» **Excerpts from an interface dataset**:
..............................

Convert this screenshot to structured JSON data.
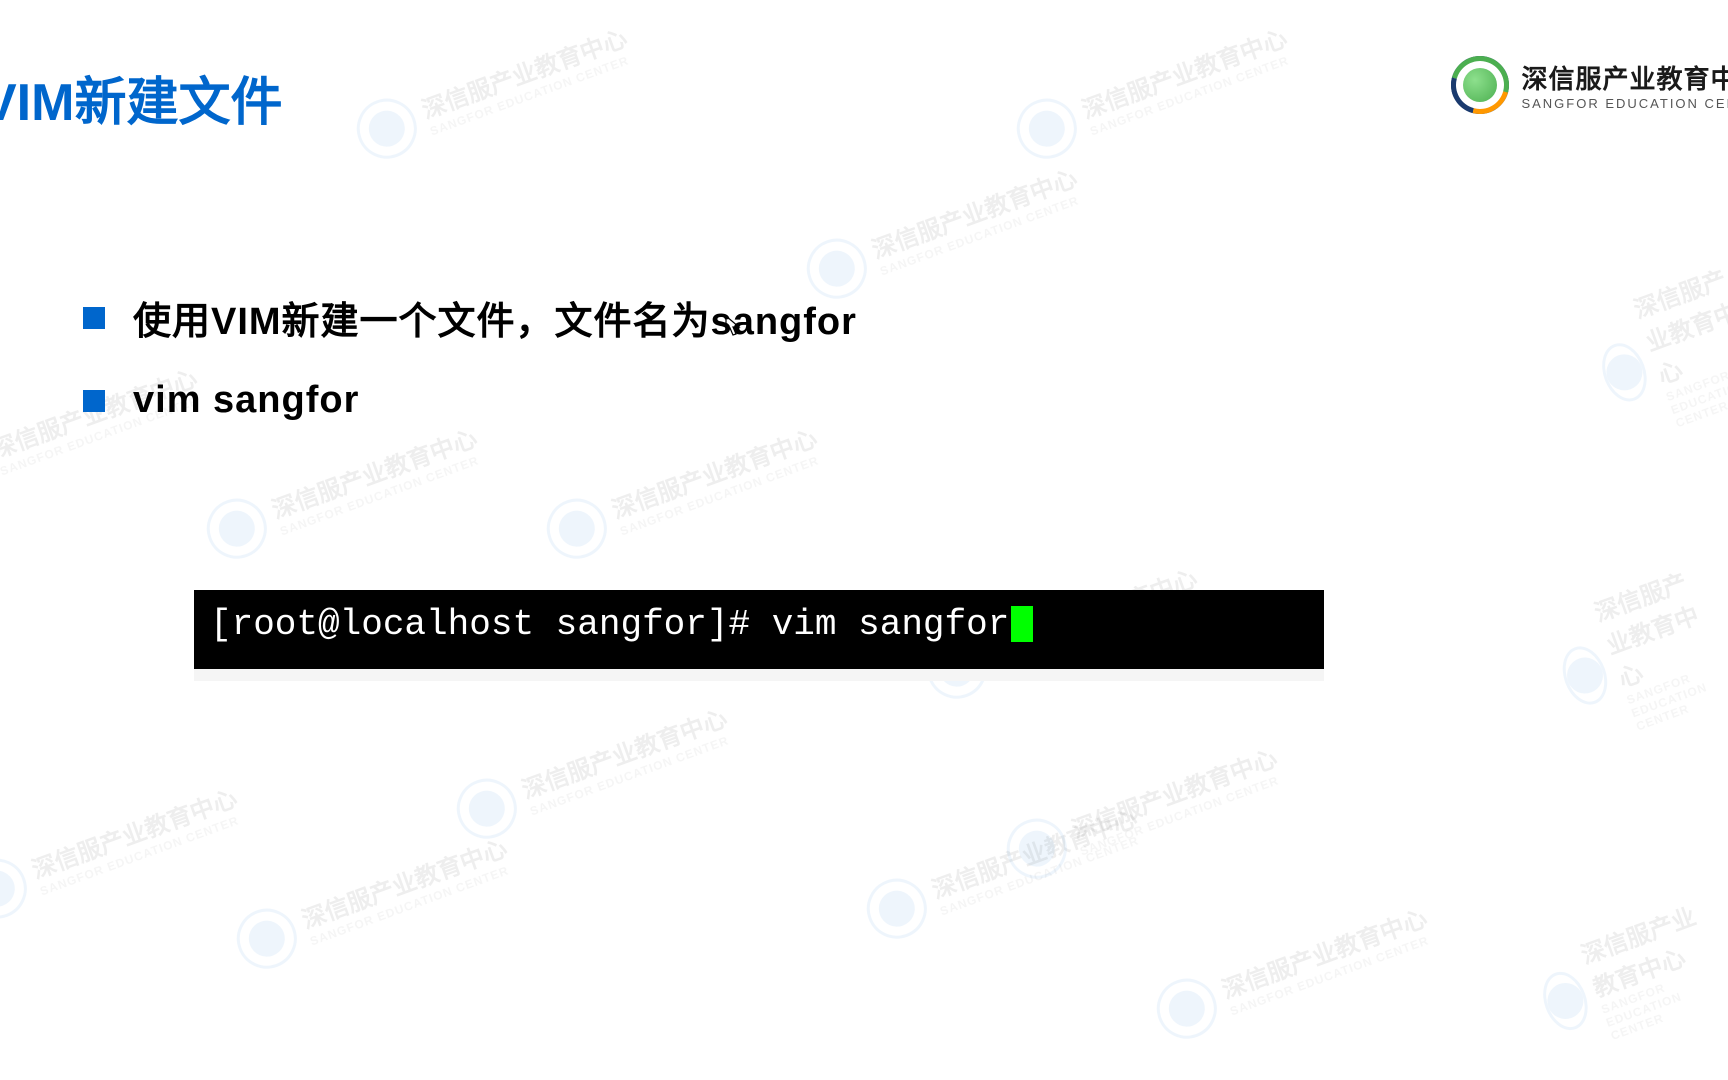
{
  "title": "VIM新建文件",
  "brand": {
    "title": "深信服产业教育中",
    "subtitle": "SANGFOR EDUCATION CEN"
  },
  "bullets": [
    "使用VIM新建一个文件，文件名为sangfor",
    "vim sangfor"
  ],
  "terminal": {
    "prompt": "[root@localhost sangfor]# ",
    "command": "vim sangfor"
  },
  "watermark": {
    "text": "深信服产业教育中心",
    "subtitle": "SANGFOR EDUCATION CENTER"
  }
}
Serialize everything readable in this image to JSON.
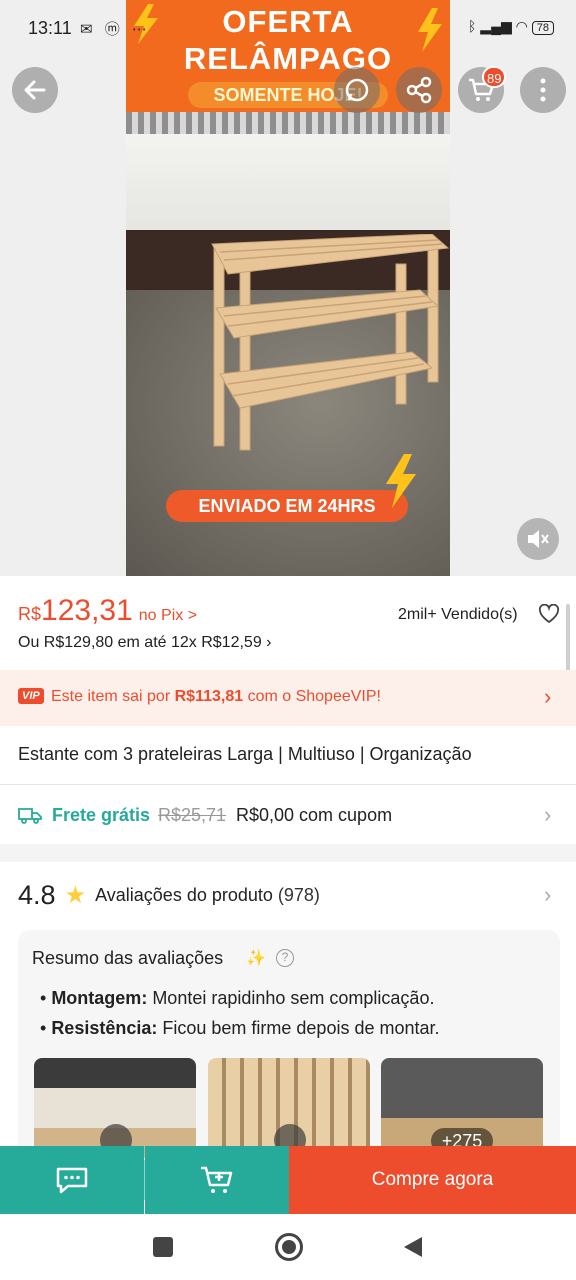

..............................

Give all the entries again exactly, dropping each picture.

Convert this screenshot to structured JSON data.
{
  "title": "VIM新建文件",
  "brand": {
    "title": "深信服产业教育中",
    "subtitle": "SANGFOR EDUCATION CEN"
  },
  "bullets": [
    "使用VIM新建一个文件，文件名为sangfor",
    "vim sangfor"
  ],
  "terminal": {
    "prompt": "[root@localhost sangfor]# ",
    "command": "vim sangfor"
  },
  "watermark": {
    "text": "深信服产业教育中心",
    "subtitle": "SANGFOR EDUCATION CENTER"
  }
}
Serialize everything readable in this image to JSON.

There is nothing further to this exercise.